● PROMPT: Copy out all lines from the material that contain the string "title".
################
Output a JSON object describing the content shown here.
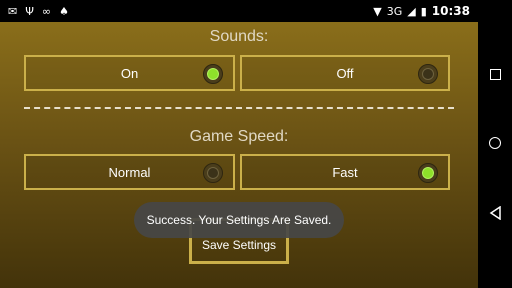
{
  "status_bar": {
    "left_icons": [
      "mail-icon",
      "usb-icon",
      "incognito-icon",
      "android-icon"
    ],
    "network": "3G",
    "time": "10:38"
  },
  "settings": {
    "sounds": {
      "title": "Sounds:",
      "options": [
        {
          "label": "On",
          "selected": true
        },
        {
          "label": "Off",
          "selected": false
        }
      ]
    },
    "game_speed": {
      "title": "Game Speed:",
      "options": [
        {
          "label": "Normal",
          "selected": false
        },
        {
          "label": "Fast",
          "selected": true
        }
      ]
    },
    "save_button": "Save Settings"
  },
  "toast": "Success. Your Settings Are Saved.",
  "colors": {
    "border_gold": "#cbb04a",
    "selected_green": "#8ee02a"
  }
}
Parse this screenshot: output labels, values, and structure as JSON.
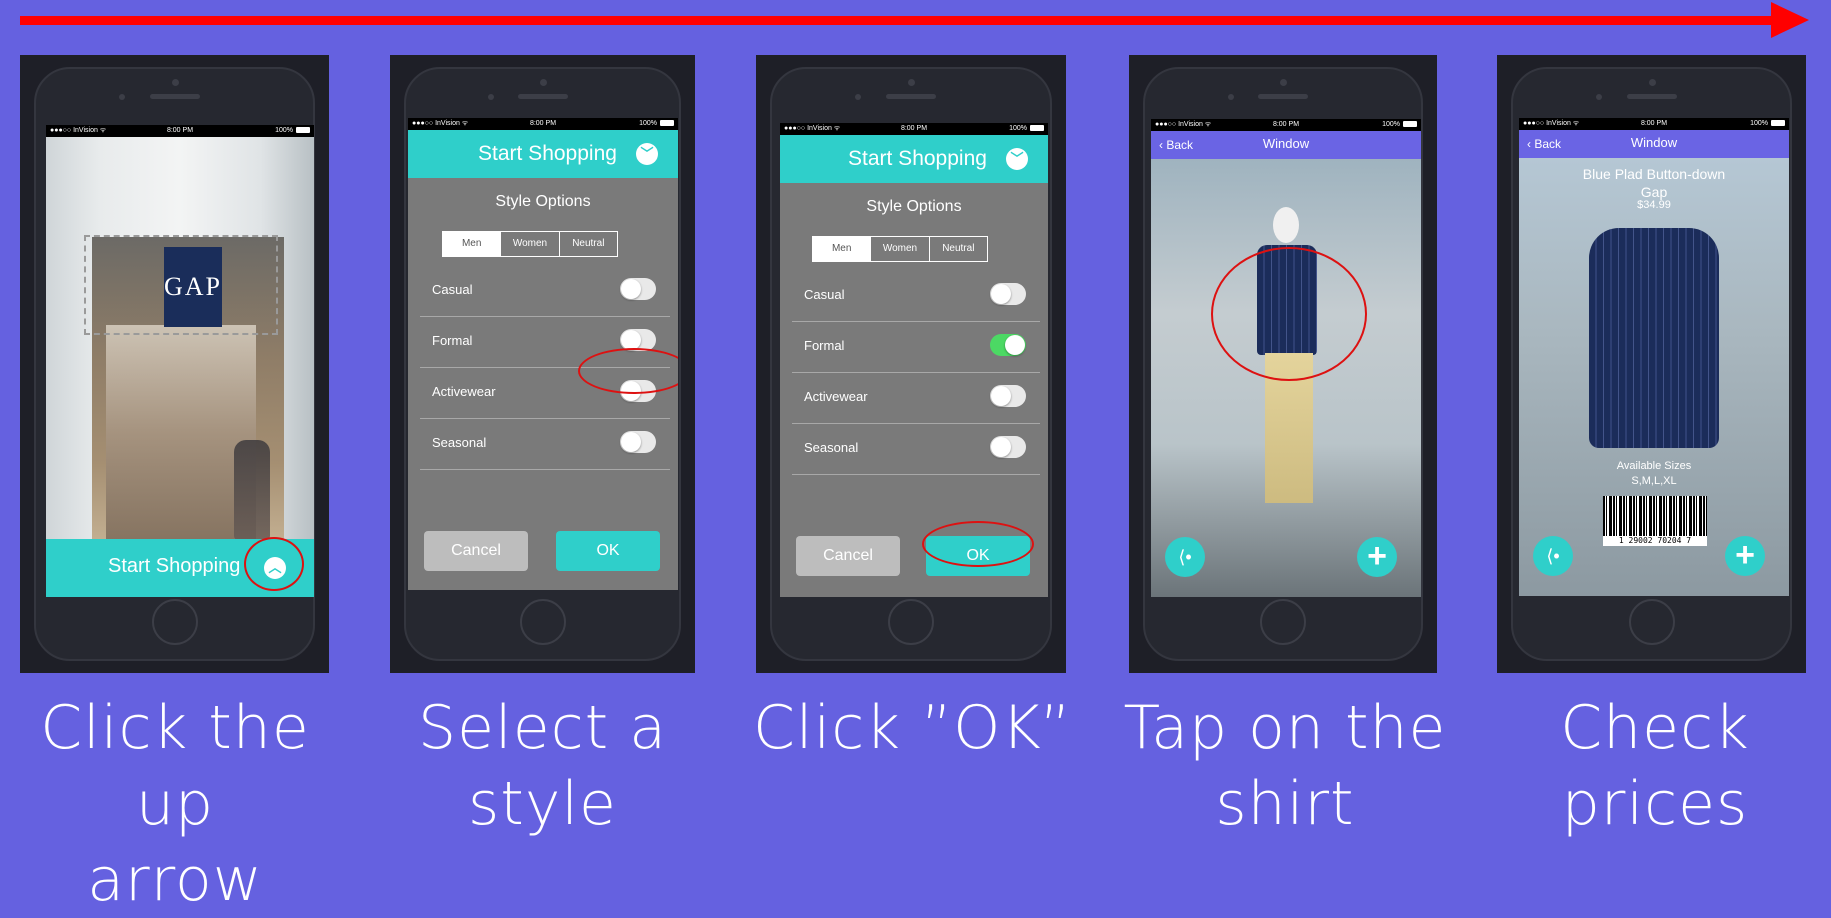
{
  "colors": {
    "background": "#6561e0",
    "accent": "#2fcfca",
    "arrow": "#ff0000",
    "nav": "#6a64e4",
    "toggle_on": "#4cd964"
  },
  "status": {
    "carrier": "●●●○○ InVision ᯤ",
    "time": "8:00 PM",
    "battery": "100%"
  },
  "steps": [
    {
      "caption": [
        "Click the up",
        "arrow"
      ]
    },
    {
      "caption": [
        "Select a",
        "style"
      ]
    },
    {
      "caption": [
        "Click ”OK”"
      ]
    },
    {
      "caption": [
        "Tap on the",
        "shirt"
      ]
    },
    {
      "caption": [
        "Check",
        "prices"
      ]
    }
  ],
  "store": {
    "sign": "GAP",
    "bar_label": "Start Shopping",
    "up_icon": "chevron-up-icon"
  },
  "style_screen": {
    "header": "Start Shopping",
    "down_icon": "chevron-down-icon",
    "title": "Style Options",
    "segments": [
      "Men",
      "Women",
      "Neutral"
    ],
    "selected_segment": "Men",
    "options": [
      {
        "label": "Casual"
      },
      {
        "label": "Formal"
      },
      {
        "label": "Activewear"
      },
      {
        "label": "Seasonal"
      }
    ],
    "screen2_toggles": [
      false,
      false,
      false,
      false
    ],
    "screen3_toggles": [
      false,
      true,
      false,
      false
    ],
    "cancel": "Cancel",
    "ok": "OK"
  },
  "window_screen": {
    "back": "Back",
    "title": "Window"
  },
  "product": {
    "name": "Blue Plad Button-down",
    "brand": "Gap",
    "price": "$34.99",
    "sizes_label": "Available Sizes",
    "sizes": "S,M,L,XL",
    "barcode": "1 29002 70204 7"
  }
}
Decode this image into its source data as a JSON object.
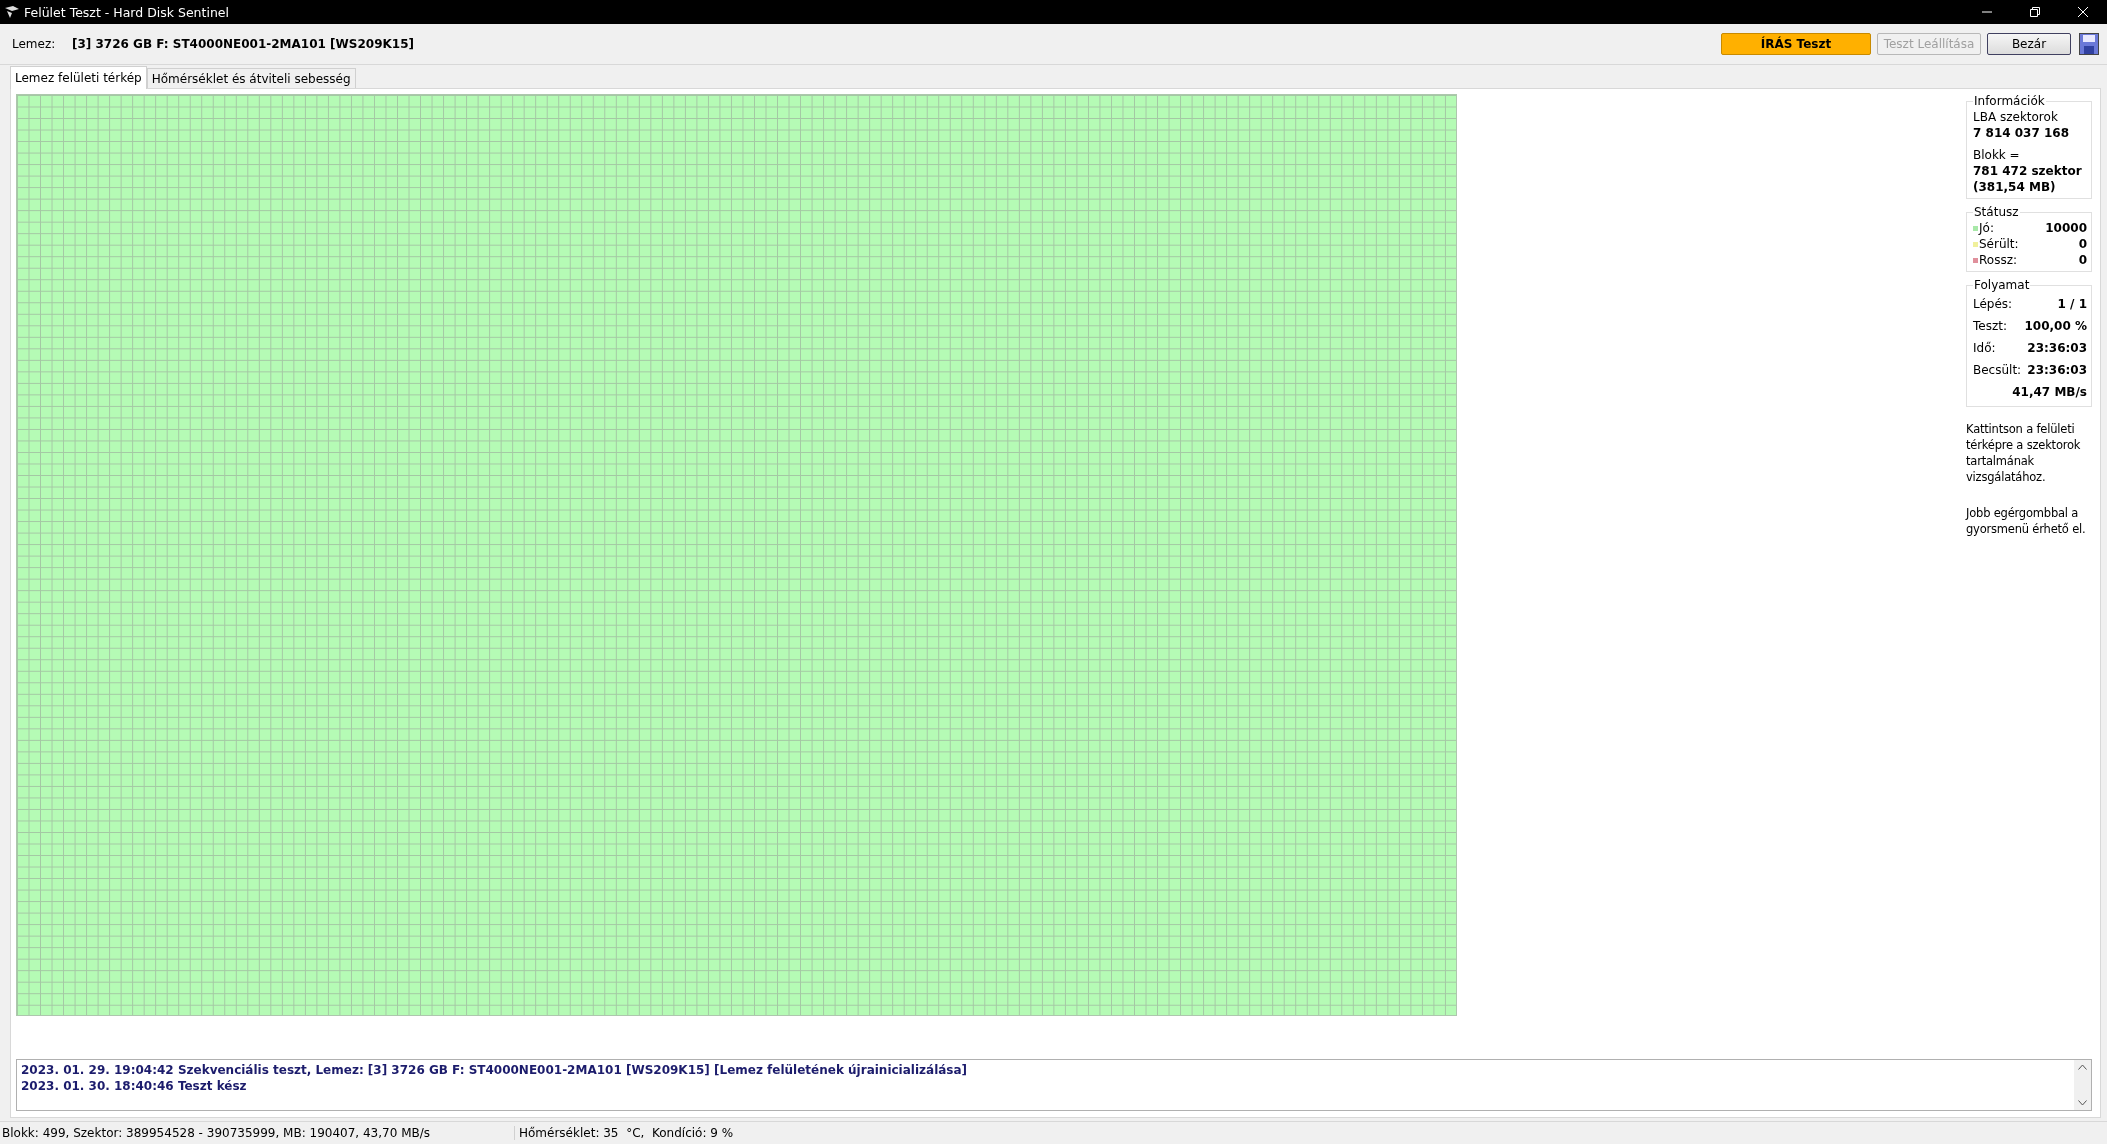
{
  "window": {
    "title": "Felület Teszt - Hard Disk Sentinel"
  },
  "toolbar": {
    "disk_label": "Lemez:",
    "disk_value": "[3] 3726 GB F: ST4000NE001-2MA101 [WS209K15]",
    "buttons": [
      {
        "kind": "primary",
        "label": "ÍRÁS Teszt",
        "disabled": false
      },
      {
        "kind": "normal",
        "label": "Teszt Leállítása",
        "disabled": true
      },
      {
        "kind": "normal",
        "label": "Bezár",
        "disabled": false
      }
    ]
  },
  "tabs": [
    {
      "label": "Lemez felületi térkép",
      "selected": true
    },
    {
      "label": "Hőmérséklet és átviteli sebesség",
      "selected": false
    }
  ],
  "info": {
    "title": "Információk",
    "lba_label": "LBA szektorok",
    "lba_value": "7 814 037 168",
    "block_label": "Blokk =",
    "block_value": "781 472 szektor",
    "block_size": "(381,54 MB)"
  },
  "status": {
    "title": "Státusz",
    "items": [
      {
        "label": "Jó:",
        "value": "10000",
        "color": "#a8e8a8"
      },
      {
        "label": "Sérült:",
        "value": "0",
        "color": "#f0f09c"
      },
      {
        "label": "Rossz:",
        "value": "0",
        "color": "#e0909c"
      }
    ]
  },
  "progress": {
    "title": "Folyamat",
    "rows": [
      {
        "label": "Lépés:",
        "value": "1 / 1"
      },
      {
        "label": "Teszt:",
        "value": "100,00 %"
      },
      {
        "label": "Idő:",
        "value": "23:36:03"
      },
      {
        "label": "Becsült:",
        "value": "23:36:03"
      },
      {
        "value": "41,47 MB/s"
      }
    ]
  },
  "hints": [
    "Kattintson a felületi térképre a szektorok tartalmának vizsgálatához.",
    "Jobb egérgombbal a gyorsmenü érhető el."
  ],
  "log": [
    {
      "date": "2023. 01. 29.",
      "time": "19:04:42",
      "message": "Szekvenciális teszt, Lemez: [3] 3726 GB F: ST4000NE001-2MA101 [WS209K15] [Lemez felületének újrainicializálása]"
    },
    {
      "date": "2023. 01. 30.",
      "time": "18:40:46",
      "message": "Teszt kész"
    }
  ],
  "status_bar": [
    "Blokk: 499, Szektor: 389954528 - 390735999, MB: 190407, 43,70 MB/s",
    "Hőmérséklet: 35  °C,  Kondíció: 9 %"
  ]
}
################
● TASK SOLUTION:
      "title": "Sounds:",
      "title": "Game Speed:",
    "title": "Style Options",
    "title": "Window"
    "title": "Felület Teszt - Hard Disk Sentinel"
    "title": "Információk",
    "title": "Státusz",
    "title": "Folyamat",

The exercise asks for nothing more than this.